The Supreme Court and the Board have been entrusted with determining who will be able to practice law in the State of Missouri. A failing examination taker cannot litigate whether the Board " 'should have' done something different or whether there is a better means to accomplish the same goal, and certainly not whether the chosen means is the best method." Linton v. Mo. Veterinary Med. Bd.,
988 S.W.2d 513, 516 (Mo. banc 1999).
D. Caranchini's suggested approach to grading bar examinations is arbitrary .
Caranchini argues that there should be a different standard in place for persons such as her who have " practiced successfully . . . for some 30 plus years . . . [but] who stopped practicing for whatever reason and now seek readmission[.]" She states that there needs to be a " special avenue" for people like her because such persons are " special" and " different" from the average applicant, though it is unclear what this " special avenue" would entail. Apparently " applicants who have practiced law for a substantial period" would have " their 'practice' reviewed by lawyers" in order to determine their competency. But this " special" group would not need to demonstrate any proficiency outside of their particular area of expertise, even though this proposal does not appear to limit anyone's practice area to a certain field. " Newly minted lawyers," and those " who have practiced for a de minimus time period such as less than ten to fifteen years" would not qualify for this special procedure. Only those " who have practiced law [for an undefined] substantial period" need apply. Caranchini argues that the effort involved in implementing this plan would be minimal because only " [a] de minimus " number of applicants would qualify. Indeed, it is possible that only Caranchini herself would qualify. Although she claims that the Board's approach is arbitrary and capricious, it is she who advocates for an arbitrary approach. The purpose of the bar examination is to ensure that an objective set of criteria is used, as opposed to " a shifting standard which would lead to an ad hoc system of admissions." In re De Orsey, 112 R.I. 536, 312 A.2d 720, 725 (R.I. 1973).

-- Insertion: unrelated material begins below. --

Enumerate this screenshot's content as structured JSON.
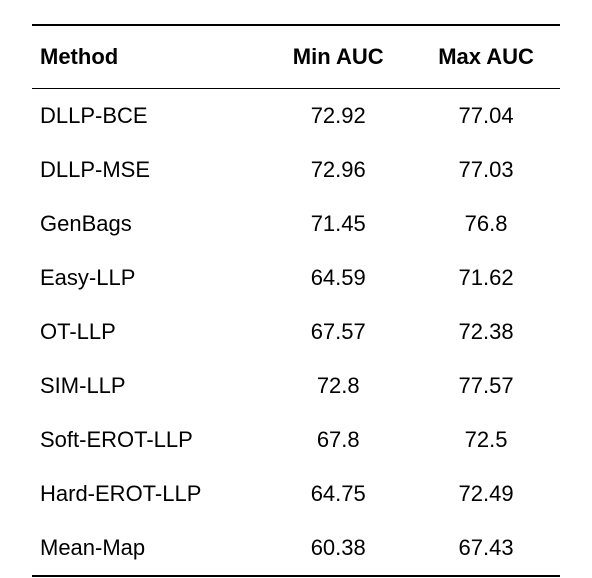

Caranchini's allegations fail to state a claim under Article V, section 18, and she does not seek relief that can be afforded by the courts. Therefore, the trial court did not err in dismissing Caranchini's petition because it failed to state a claim upon which relief could be granted. This appeal is denied.
For the foregoing reasons, the Judgment of the circuit court, dismissing Appellant's claim, is affirmed.
Thomas H. Newton and Gary D. Witt, Judges, concur.